◆ Your task: Set the data down again, exactly as it reads, but without the pictures.

:: Records for the exercise

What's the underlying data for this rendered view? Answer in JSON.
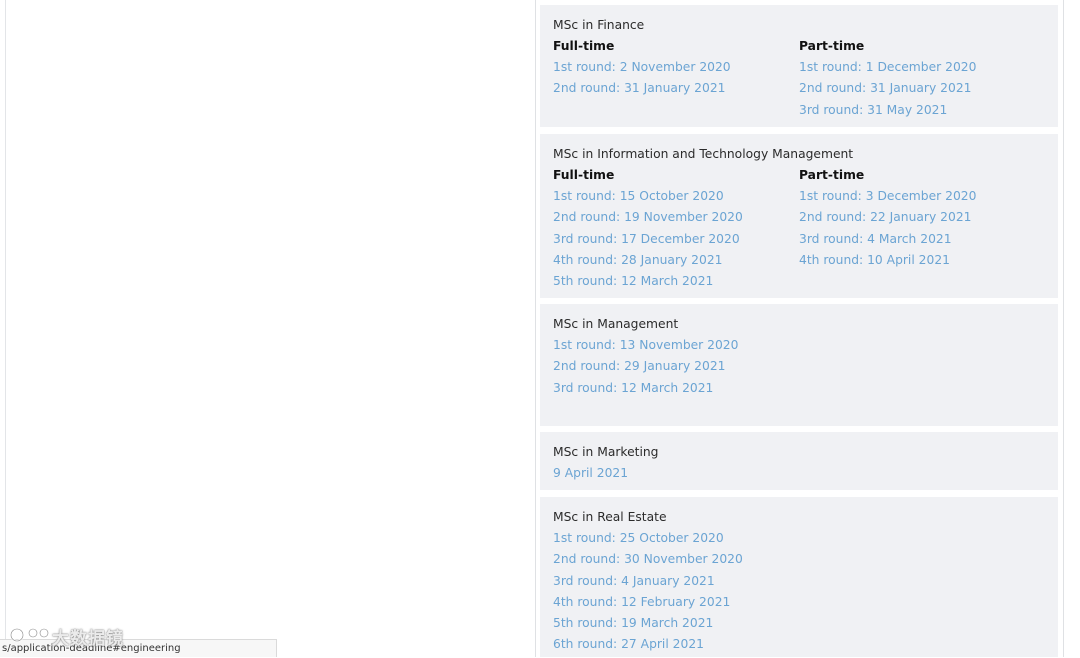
{
  "programs": [
    {
      "title": "MSc in Finance",
      "columns": [
        {
          "heading": "Full-time",
          "rounds": [
            "1st round: 2 November 2020",
            "2nd round: 31 January 2021"
          ]
        },
        {
          "heading": "Part-time",
          "rounds": [
            "1st round: 1 December 2020",
            "2nd round: 31 January 2021",
            "3rd round: 31 May 2021"
          ]
        }
      ]
    },
    {
      "title": "MSc in Information and Technology Management",
      "columns": [
        {
          "heading": "Full-time",
          "rounds": [
            "1st round: 15 October 2020",
            "2nd round: 19 November 2020",
            "3rd round: 17 December 2020",
            "4th round: 28 January 2021",
            "5th round: 12 March 2021"
          ]
        },
        {
          "heading": "Part-time",
          "rounds": [
            "1st round: 3 December 2020",
            "2nd round: 22 January 2021",
            "3rd round: 4 March 2021",
            "4th round: 10 April 2021"
          ]
        }
      ]
    },
    {
      "title": "MSc in Management",
      "rounds": [
        "1st round: 13 November 2020",
        "2nd round: 29 January 2021",
        "3rd round: 12 March 2021"
      ]
    },
    {
      "title": "MSc in Marketing",
      "rounds": [
        "9 April 2021"
      ]
    },
    {
      "title": "MSc in Real Estate",
      "rounds": [
        "1st round: 25 October 2020",
        "2nd round: 30 November 2020",
        "3rd round: 4 January 2021",
        "4th round: 12 February 2021",
        "5th round: 19 March 2021",
        "6th round: 27 April 2021"
      ]
    }
  ],
  "status_url": "s/application-deadline#engineering",
  "watermark_text": "大数据镜",
  "colors": {
    "link": "#6ba4d3",
    "card_bg": "#f0f1f4",
    "heading": "#111111"
  }
}
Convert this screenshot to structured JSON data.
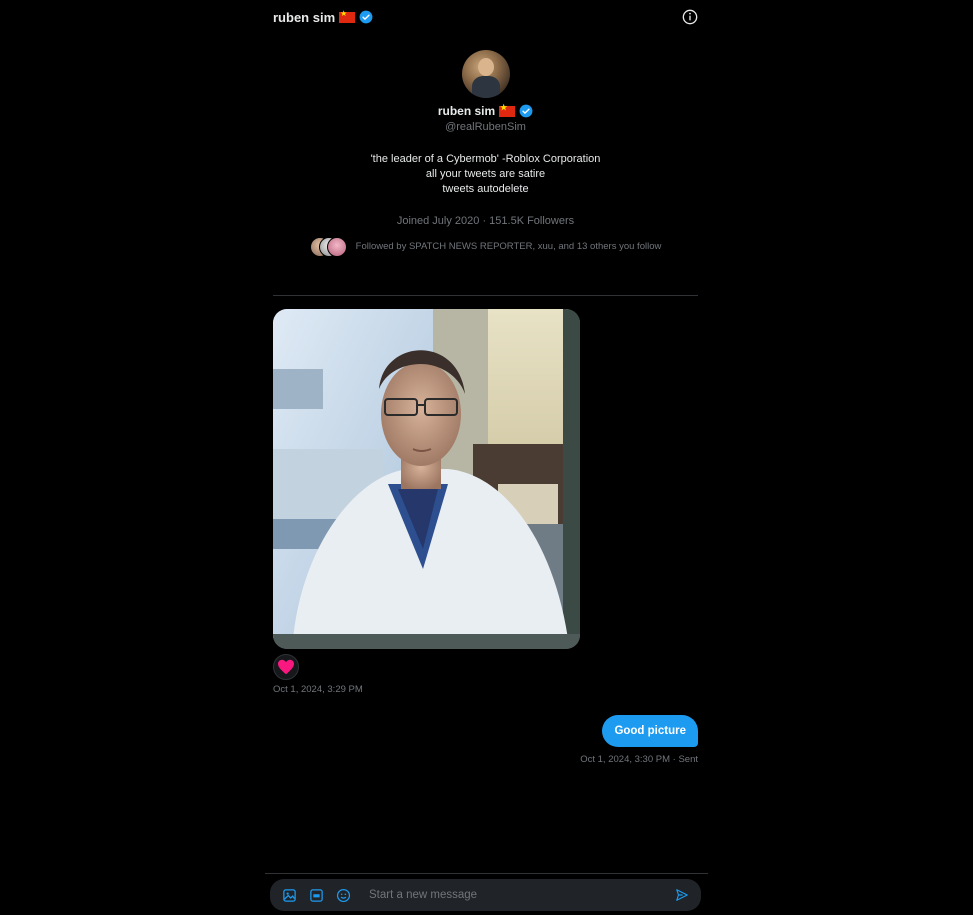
{
  "header": {
    "name": "ruben sim"
  },
  "profile": {
    "name": "ruben sim",
    "handle": "@realRubenSim",
    "bio": [
      "'the leader of a Cybermob' -Roblox Corporation",
      "all your tweets are satire",
      "tweets autodelete"
    ],
    "joined": "Joined July 2020 · 151.5K Followers",
    "followed_by": "Followed by SPATCH NEWS REPORTER, xuu, and 13 others you follow"
  },
  "messages": {
    "received_timestamp": "Oct 1, 2024, 3:29 PM",
    "sent_text": "Good picture",
    "sent_timestamp": "Oct 1, 2024, 3:30 PM · Sent"
  },
  "composer": {
    "placeholder": "Start a new message"
  },
  "colors": {
    "accent": "#1d9bf0",
    "background": "#000000",
    "muted": "#71767b",
    "heart": "#f91880"
  },
  "icons": [
    "verified-badge-icon",
    "flag-china-icon",
    "info-icon",
    "heart-icon",
    "image-icon",
    "gif-icon",
    "emoji-icon",
    "send-icon"
  ]
}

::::

◆ Answer box:
What's the underlying data for this rendered view? Answer in JSON.
{
  "programs": [
    {
      "title": "MSc in Finance",
      "columns": [
        {
          "heading": "Full-time",
          "rounds": [
            "1st round: 2 November 2020",
            "2nd round: 31 January 2021"
          ]
        },
        {
          "heading": "Part-time",
          "rounds": [
            "1st round: 1 December 2020",
            "2nd round: 31 January 2021",
            "3rd round: 31 May 2021"
          ]
        }
      ]
    },
    {
      "title": "MSc in Information and Technology Management",
      "columns": [
        {
          "heading": "Full-time",
          "rounds": [
            "1st round: 15 October 2020",
            "2nd round: 19 November 2020",
            "3rd round: 17 December 2020",
            "4th round: 28 January 2021",
            "5th round: 12 March 2021"
          ]
        },
        {
          "heading": "Part-time",
          "rounds": [
            "1st round: 3 December 2020",
            "2nd round: 22 January 2021",
            "3rd round: 4 March 2021",
            "4th round: 10 April 2021"
          ]
        }
      ]
    },
    {
      "title": "MSc in Management",
      "rounds": [
        "1st round: 13 November 2020",
        "2nd round: 29 January 2021",
        "3rd round: 12 March 2021"
      ]
    },
    {
      "title": "MSc in Marketing",
      "rounds": [
        "9 April 2021"
      ]
    },
    {
      "title": "MSc in Real Estate",
      "rounds": [
        "1st round: 25 October 2020",
        "2nd round: 30 November 2020",
        "3rd round: 4 January 2021",
        "4th round: 12 February 2021",
        "5th round: 19 March 2021",
        "6th round: 27 April 2021"
      ]
    }
  ],
  "status_url": "s/application-deadline#engineering",
  "watermark_text": "大数据镜",
  "colors": {
    "link": "#6ba4d3",
    "card_bg": "#f0f1f4",
    "heading": "#111111"
  }
}
Convert this screenshot to structured JSON data.
{
  "header": {
    "name": "ruben sim"
  },
  "profile": {
    "name": "ruben sim",
    "handle": "@realRubenSim",
    "bio": [
      "'the leader of a Cybermob' -Roblox Corporation",
      "all your tweets are satire",
      "tweets autodelete"
    ],
    "joined": "Joined July 2020 · 151.5K Followers",
    "followed_by": "Followed by SPATCH NEWS REPORTER, xuu, and 13 others you follow"
  },
  "messages": {
    "received_timestamp": "Oct 1, 2024, 3:29 PM",
    "sent_text": "Good picture",
    "sent_timestamp": "Oct 1, 2024, 3:30 PM · Sent"
  },
  "composer": {
    "placeholder": "Start a new message"
  },
  "colors": {
    "accent": "#1d9bf0",
    "background": "#000000",
    "muted": "#71767b",
    "heart": "#f91880"
  },
  "icons": [
    "verified-badge-icon",
    "flag-china-icon",
    "info-icon",
    "heart-icon",
    "image-icon",
    "gif-icon",
    "emoji-icon",
    "send-icon"
  ]
}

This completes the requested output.